### Exercise data
Segment Open
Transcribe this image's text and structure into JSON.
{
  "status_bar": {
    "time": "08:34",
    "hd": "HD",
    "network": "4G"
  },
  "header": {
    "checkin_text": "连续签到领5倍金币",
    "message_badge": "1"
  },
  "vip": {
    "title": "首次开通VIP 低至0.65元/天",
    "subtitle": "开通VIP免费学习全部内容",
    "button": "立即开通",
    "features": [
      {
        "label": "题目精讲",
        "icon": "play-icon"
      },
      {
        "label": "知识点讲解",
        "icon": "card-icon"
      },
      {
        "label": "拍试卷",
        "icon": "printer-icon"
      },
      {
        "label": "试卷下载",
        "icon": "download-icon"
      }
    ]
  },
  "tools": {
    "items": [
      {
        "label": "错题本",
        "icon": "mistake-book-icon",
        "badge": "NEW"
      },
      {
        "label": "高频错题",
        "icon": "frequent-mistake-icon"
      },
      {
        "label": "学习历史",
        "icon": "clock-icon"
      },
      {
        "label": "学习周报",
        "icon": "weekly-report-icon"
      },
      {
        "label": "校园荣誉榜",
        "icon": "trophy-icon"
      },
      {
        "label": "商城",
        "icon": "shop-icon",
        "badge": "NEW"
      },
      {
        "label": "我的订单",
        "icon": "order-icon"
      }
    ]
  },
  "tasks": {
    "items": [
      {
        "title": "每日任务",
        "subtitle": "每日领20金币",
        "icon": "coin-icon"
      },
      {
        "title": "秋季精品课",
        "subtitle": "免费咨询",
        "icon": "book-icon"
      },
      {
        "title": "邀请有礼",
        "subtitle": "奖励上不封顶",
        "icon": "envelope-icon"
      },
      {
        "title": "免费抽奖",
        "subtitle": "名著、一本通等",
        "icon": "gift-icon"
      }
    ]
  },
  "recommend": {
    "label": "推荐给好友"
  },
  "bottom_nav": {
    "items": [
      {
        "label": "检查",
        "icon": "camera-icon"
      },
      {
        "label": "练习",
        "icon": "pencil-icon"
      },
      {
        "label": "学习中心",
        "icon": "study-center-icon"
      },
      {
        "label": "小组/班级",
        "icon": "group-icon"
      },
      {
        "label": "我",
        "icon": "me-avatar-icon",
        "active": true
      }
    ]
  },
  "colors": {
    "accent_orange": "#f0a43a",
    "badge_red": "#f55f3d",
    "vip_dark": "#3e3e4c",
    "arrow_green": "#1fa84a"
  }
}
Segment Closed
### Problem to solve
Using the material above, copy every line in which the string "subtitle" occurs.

### Solved exercise
    "subtitle": "开通VIP免费学习全部内容",
        "subtitle": "每日领20金币",
        "subtitle": "免费咨询",
        "subtitle": "奖励上不封顶",
        "subtitle": "名著、一本通等",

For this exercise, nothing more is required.